* [Prompt] Whenever "minutes" appears in a line of the entries below, that line counts; give the total only.
──────
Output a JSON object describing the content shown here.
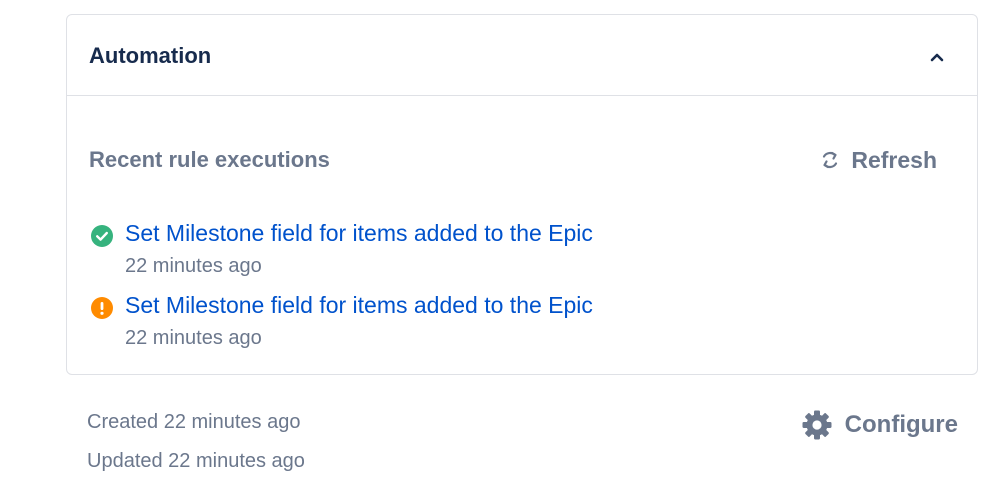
{
  "panel": {
    "title": "Automation",
    "collapse_icon": "chevron-up-icon"
  },
  "executions": {
    "title": "Recent rule executions",
    "refresh_label": "Refresh",
    "items": [
      {
        "status": "success",
        "status_color": "#36b37e",
        "rule_name": "Set Milestone field for items added to the Epic",
        "time": "22 minutes ago"
      },
      {
        "status": "warning",
        "status_color": "#ff8b00",
        "rule_name": "Set Milestone field for items added to the Epic",
        "time": "22 minutes ago"
      }
    ]
  },
  "footer": {
    "created": "Created 22 minutes ago",
    "updated": "Updated 22 minutes ago",
    "configure_label": "Configure"
  },
  "colors": {
    "link": "#0052cc",
    "muted": "#6b778c",
    "heading": "#172b4d",
    "border": "#dfe1e6"
  }
}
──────
* [The answer] 4